REUTERS: An elite Italian police unit which carried out a bloody raid against protesters at a Group of Eight summit in Genoa was trained by U.S. police chiefs, an Italian newspaper reported. For four months, 70 specially selected officers were trained by two Los Angeles police sheriffs. A larger number of police also received a week-long training course from the Americans, according to the Communist daily Liberazione. "The prime responsibility of the two Los Angeles sheriffs was to train the men from the special unit in the use of American aluminum batons," an unidentified policeman who took part in the one-week course was quoted as saying . . . Not only is the use of foreign expertise likely to cause consternation, but the fact the officers came from Los Angeles, a city scarred by mass riots in 1992 following the police beating of black motorist Rodney King, also raises serious questions. In a midnight assault on a school which was acting as a headquarters for protest groups during the July 20-22 summit, 62 people were injured and 93 arrested. Many were laid out on stretchers with blood-stained faces. Reporters who entered the school soon afterwards saw blood stains on the walls and broken teeth scattered on the floor. At least one protester has since undergone brain surgery.

[Meanwhile, in Washington, the police are apparently trying to create justification for more unconstitutional actions such as they engaged in during the April 2000 demonstrations. In almost every Washington action prior to Ramsey and Gainer arriving in DC, the police had carefully avoided signs of prejudice against citizens coming to the capital to engage in constitutionally protected activities. The reason the police won "international accolades" for their handling of the April 2000 demonstrations was because media such as the Washington Times did not report the illegal and brutal activities that went on largely behind the scenes. We have included a link to the April 2000 class action law suit]

JOHN DRAKE & JIM KEARY, WASHINGTON TIMES: D.C. police and federal authorities are bracing for massive, violent demonstrations against international financial groups that will meet here in less than two months. "If what we've seen around the world is any indication, it could be," said Executive Assistant Police Chief Terrance W. Gainer, the Metropolitan Police Department's No. 2 official. "There has been a gradual and steady increase in the level of violence and the number of people involved in the violence." Rank-and-file officers fear that protesters plan to seek revenge because Chief Charles H. Ramsey and the department won international accolades last year for handling protests against the World Bank and International Monetary Fund. "I think they are going to kick [us around] this time," said one officer. "We've been watching what has been going on over in Italy. They realized the minimum amount of violence did not work, and they are going to have to come in here with a lot more resolve than they did last time." CLASS ACTION SUIT

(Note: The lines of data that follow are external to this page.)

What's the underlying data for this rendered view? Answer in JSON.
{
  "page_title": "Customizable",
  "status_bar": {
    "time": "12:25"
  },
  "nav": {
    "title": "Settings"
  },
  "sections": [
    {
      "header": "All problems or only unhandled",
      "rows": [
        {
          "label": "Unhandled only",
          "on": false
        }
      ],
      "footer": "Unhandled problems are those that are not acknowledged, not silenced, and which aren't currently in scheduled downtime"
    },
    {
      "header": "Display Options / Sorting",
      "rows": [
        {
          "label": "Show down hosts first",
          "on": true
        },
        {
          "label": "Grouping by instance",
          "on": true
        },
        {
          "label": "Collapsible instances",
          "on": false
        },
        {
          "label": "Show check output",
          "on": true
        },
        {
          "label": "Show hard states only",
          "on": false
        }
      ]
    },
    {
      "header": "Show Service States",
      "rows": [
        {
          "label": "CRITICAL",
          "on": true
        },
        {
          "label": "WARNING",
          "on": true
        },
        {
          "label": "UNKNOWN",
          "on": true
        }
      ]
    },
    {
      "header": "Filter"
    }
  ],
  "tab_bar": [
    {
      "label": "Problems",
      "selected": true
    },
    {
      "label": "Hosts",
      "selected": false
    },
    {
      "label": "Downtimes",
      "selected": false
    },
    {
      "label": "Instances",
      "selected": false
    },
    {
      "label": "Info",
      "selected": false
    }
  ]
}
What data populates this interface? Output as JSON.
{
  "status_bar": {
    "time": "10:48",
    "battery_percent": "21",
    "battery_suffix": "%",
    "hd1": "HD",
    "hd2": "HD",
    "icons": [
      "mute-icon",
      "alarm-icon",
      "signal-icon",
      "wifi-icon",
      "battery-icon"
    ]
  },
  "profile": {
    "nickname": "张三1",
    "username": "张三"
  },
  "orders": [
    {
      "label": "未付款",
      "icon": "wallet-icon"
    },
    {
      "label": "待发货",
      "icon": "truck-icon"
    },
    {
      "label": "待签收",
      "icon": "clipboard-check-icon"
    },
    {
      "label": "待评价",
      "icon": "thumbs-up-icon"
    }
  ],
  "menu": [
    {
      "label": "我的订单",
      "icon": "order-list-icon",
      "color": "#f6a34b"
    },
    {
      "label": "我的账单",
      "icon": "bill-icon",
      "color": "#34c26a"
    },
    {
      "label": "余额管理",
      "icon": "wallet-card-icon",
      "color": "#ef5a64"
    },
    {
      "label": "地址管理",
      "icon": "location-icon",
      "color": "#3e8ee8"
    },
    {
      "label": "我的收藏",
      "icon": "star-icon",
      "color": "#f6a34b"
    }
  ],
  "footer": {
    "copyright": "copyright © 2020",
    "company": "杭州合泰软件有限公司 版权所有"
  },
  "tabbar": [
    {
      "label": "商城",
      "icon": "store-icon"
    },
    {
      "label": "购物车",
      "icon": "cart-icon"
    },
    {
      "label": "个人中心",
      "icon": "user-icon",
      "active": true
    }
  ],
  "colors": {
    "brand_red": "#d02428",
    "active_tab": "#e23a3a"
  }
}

ALEXANDER STILLE, NATION: Long before demonstrators and police battled it out on the streets of Genoa during the G-8 summit, a potentially more influential attempt to guide the direction of globalization was slowly evolving about two hours' drive away in the countryside of the neighboring region of Piedmont in the foothills of the Italian Alps. In the small market town of Bra, in an area known for its red wines and white truffles, is the headquarters of a movement called Slow Food, dedicated to preserving and supporting traditional ways of growing, producing and preparing food. If the French attitude toward globalization is symbolized by farm activist José Bové driving a tractor into a McDonald's, Italy's subtler and more peaceful attitude is embodied in this quirky and intelligent movement, which has taken up the defense of the purple asparagus of Albenga, the black celery of Trevi, the Vesuvian apricot, the long-tailed sheep of Laticauda, a succulent Sienese pig renowned in the courts of medieval Tuscany and a host of endangered handmade cheeses and salamis known now only to a handful of old farmers. Founded in 1986, in direct response to the opening of a McDonald's restaurant in Rome's famous Piazza di Spagna, the Slow Food Manifesto declares that: "A firm defense of quiet material pleasure is the only way to oppose the Universal folly of Fast Life."